Are you a Health Professional? Jump over to the doctors only platform. Click Here

Brain Damage Gives Clues On How To Quit Smoking With Ease

Print Friendly, PDF & Email

US Scientists have discovered that when a small area of a smoker's brain is damaged it often makes them quit smoking easily. It is possible that this discovery could lead to treatments that target that same area of the brain to help smokers give up the habit.

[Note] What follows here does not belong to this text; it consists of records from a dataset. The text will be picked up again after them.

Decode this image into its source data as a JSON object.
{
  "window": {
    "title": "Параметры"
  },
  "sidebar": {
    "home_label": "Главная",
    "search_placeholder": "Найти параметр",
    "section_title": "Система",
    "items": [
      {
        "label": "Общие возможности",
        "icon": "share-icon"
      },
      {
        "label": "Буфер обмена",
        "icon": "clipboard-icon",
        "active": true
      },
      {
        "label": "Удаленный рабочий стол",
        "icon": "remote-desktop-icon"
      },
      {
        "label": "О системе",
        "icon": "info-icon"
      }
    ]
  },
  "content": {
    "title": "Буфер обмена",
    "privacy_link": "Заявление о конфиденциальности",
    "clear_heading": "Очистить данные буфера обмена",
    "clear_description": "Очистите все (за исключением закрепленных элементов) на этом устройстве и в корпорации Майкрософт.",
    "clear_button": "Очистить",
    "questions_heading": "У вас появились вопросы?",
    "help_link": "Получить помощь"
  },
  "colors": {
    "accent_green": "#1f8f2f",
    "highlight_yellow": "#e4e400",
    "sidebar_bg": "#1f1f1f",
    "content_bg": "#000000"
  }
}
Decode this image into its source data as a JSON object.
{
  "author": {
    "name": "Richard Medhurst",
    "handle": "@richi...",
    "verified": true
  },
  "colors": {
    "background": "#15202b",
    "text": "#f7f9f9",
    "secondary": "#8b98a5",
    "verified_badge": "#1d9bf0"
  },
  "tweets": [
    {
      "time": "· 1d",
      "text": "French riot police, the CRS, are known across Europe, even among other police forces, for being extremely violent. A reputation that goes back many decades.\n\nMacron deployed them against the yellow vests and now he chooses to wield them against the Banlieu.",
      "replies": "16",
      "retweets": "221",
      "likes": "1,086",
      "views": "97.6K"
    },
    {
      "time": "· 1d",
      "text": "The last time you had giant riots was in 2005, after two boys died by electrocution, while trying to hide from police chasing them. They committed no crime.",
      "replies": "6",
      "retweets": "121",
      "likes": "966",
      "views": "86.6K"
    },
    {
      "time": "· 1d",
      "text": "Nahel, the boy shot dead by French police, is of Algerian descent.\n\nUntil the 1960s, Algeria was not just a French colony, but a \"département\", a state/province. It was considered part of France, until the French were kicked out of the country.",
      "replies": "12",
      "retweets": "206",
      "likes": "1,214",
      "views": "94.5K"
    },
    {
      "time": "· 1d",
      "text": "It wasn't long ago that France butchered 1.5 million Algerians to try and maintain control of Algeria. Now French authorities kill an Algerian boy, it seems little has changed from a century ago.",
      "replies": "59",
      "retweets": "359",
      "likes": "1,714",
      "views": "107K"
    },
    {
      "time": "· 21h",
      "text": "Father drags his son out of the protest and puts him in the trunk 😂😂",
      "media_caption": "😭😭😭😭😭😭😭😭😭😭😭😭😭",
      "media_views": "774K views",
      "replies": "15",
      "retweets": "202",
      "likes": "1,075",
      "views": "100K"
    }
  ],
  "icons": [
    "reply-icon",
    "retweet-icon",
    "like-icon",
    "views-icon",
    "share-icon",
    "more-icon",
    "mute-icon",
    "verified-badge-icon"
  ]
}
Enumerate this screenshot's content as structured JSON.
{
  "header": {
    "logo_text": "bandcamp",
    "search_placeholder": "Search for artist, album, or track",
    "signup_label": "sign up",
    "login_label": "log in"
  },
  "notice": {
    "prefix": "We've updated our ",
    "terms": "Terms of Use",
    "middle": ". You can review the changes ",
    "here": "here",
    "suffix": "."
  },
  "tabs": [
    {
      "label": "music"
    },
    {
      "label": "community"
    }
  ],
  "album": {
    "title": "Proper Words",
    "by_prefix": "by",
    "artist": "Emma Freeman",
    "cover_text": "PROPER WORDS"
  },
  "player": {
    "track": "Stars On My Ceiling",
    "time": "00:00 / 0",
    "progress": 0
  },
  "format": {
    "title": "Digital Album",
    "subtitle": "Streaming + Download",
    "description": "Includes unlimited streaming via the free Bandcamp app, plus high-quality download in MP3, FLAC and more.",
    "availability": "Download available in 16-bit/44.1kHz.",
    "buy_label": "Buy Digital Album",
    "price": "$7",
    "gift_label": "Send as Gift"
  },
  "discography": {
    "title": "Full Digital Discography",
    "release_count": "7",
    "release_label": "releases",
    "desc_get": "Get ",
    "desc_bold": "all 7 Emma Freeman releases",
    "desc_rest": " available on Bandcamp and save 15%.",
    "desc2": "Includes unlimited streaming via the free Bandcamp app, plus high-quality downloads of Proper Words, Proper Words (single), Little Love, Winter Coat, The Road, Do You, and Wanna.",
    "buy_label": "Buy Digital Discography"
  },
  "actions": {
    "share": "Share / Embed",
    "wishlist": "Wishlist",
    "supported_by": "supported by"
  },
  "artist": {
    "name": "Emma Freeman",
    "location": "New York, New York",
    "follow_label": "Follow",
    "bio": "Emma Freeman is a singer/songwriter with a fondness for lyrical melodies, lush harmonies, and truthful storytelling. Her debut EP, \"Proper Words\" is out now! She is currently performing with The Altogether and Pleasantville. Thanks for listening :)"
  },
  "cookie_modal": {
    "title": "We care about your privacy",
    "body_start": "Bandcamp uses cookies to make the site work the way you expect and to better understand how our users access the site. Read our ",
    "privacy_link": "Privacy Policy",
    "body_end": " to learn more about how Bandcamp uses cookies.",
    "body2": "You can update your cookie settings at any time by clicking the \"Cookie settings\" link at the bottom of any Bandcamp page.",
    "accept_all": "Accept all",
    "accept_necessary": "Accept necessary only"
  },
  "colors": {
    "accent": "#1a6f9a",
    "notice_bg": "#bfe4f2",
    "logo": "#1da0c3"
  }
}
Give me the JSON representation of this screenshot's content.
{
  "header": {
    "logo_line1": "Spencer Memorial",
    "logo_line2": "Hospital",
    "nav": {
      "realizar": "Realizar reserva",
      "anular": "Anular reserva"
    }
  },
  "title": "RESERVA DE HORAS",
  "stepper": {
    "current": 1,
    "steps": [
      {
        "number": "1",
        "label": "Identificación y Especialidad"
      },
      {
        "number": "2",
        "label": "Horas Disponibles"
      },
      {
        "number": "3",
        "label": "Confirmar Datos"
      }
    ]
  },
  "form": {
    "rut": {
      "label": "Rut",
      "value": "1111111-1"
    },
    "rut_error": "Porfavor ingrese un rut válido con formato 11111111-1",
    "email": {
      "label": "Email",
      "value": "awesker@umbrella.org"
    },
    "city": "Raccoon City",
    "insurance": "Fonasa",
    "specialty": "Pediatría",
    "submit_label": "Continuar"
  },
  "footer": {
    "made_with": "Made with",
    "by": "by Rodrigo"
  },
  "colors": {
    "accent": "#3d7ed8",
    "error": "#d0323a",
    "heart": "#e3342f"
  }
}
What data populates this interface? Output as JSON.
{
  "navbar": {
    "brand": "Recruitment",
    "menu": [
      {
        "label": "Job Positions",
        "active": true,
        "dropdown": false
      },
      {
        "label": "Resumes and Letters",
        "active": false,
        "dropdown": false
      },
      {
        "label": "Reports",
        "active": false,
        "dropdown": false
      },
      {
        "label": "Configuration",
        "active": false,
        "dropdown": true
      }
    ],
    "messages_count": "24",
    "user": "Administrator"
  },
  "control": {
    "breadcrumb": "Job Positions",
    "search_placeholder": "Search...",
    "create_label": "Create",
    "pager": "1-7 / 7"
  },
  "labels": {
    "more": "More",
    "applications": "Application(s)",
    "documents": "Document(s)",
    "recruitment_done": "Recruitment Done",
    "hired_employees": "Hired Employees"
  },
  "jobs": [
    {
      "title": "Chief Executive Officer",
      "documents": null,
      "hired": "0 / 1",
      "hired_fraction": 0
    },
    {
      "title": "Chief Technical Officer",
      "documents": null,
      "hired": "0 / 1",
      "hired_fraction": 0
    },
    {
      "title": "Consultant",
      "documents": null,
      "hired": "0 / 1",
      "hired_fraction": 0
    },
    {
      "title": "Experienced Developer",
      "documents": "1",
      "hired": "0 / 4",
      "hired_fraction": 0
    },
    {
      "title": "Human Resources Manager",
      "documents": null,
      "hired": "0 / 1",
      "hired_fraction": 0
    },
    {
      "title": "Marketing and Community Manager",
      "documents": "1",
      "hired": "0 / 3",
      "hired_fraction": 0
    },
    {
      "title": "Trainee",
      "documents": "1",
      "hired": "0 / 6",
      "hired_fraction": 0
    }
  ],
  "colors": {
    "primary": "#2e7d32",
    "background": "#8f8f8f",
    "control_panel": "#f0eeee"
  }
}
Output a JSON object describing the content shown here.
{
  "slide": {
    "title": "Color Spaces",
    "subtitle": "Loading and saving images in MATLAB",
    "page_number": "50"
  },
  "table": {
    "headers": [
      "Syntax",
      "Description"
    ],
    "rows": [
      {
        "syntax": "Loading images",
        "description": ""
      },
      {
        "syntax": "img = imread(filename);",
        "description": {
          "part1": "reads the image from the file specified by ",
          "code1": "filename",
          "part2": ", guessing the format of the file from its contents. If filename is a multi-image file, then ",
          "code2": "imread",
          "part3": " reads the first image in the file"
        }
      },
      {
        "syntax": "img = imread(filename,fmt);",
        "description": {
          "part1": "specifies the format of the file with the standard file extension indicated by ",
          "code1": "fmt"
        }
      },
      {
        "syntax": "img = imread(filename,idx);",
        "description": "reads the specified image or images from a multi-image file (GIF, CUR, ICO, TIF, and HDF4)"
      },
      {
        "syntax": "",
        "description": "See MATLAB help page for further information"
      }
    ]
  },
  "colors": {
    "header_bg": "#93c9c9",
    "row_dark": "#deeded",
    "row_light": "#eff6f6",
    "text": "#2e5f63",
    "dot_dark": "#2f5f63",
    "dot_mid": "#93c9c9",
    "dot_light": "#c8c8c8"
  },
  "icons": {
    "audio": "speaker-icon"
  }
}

The study is published in the current edition of Science.A neuroscientist at the University Southern California in Los Angeles, Dr Antoine Bechara, conducted the study with two colleagues.Dr Bechara and colleagues have been looking at the brains of 19 smokers who had suffered damage to the insula. In 6 of the smokers the damage was to the right part of the insula, in the remaining 13 it was to the left. Their insula damage was the result either of a stroke or surgery, for instance to remove tumours. The insula is a small part of the brain that lies deep inside one of the folds of the cerebral cortex, the outermost region of the brain that is responsible for complex processes like memory, thinking and language (also known as grey matter).Previous studies have suggested that the insula plays a key role in developing and maintaining addiction urges. For instance when drug addicts see images of drug taking equipment, the insula shows increased activity in brain scans. The same effect occurs in the brains of smokers when they are shown a film of people smoking.Of the 19 smokers, Dr Bechera and colleagues discovered that 12 of them had abruptly stopped smoking directly after their injury. They had no further urges to smoke and did not smoke again. One ex-smoker, who had been on 40 unfiltered cigarettes a day before his stroke said "my body forgot the urge to smoke". He said he had had no desire to quit before his stroke.The researchers compared this to a group of 50 smokers who had suffered brain damage, but not to the insula. Although 19 of them did quit, only four of them stopped with as much ease.Dr Bechara and colleagues classified the permanence and ease of cessation in the two groups. The highest score of permanence and ease would be given to a person who quit within a day of suffering the brain damage, who did not start again, who found it easy (on a scale of 1 to 7 they rated the difficulty as less than 3), and they had no urge to smoke. On this basis they found that only 4 of the 19 in the non-insula damage group qualified as having stopped with the same level of ease as the insula-damaged quitters.In both groups, the insula damaged and the non insula damaged, the patients had been smoking at least 5 cigarettes a day for 2 years. In both groups the average age at time of brain damage was over 45, and their average age at the time of the study was 55. Edythe London, neuropharmacologist at the University of California, Los Angeles, says in the same issue of the journal that this discovery helps to understand what happens in the brains of addicts. It lends support to the idea that the insula plays an important role in regulating the emotional responses involved in addiction. She goes on to say that "Gut feelings that are associated with cravings are probably only experienced after the information is processed in the insula". Bechera and colleagues hope that these findings will help toward treatments to beat addiction, not only to nioctine and cigarettes but to other substances too.(Source: Science : University Southern California in Los Angeles : February 2007.)

Print Friendly, PDF & Email


Posted On: 30 January, 2007
Modified On: 16 January, 2014


Created by: myVMC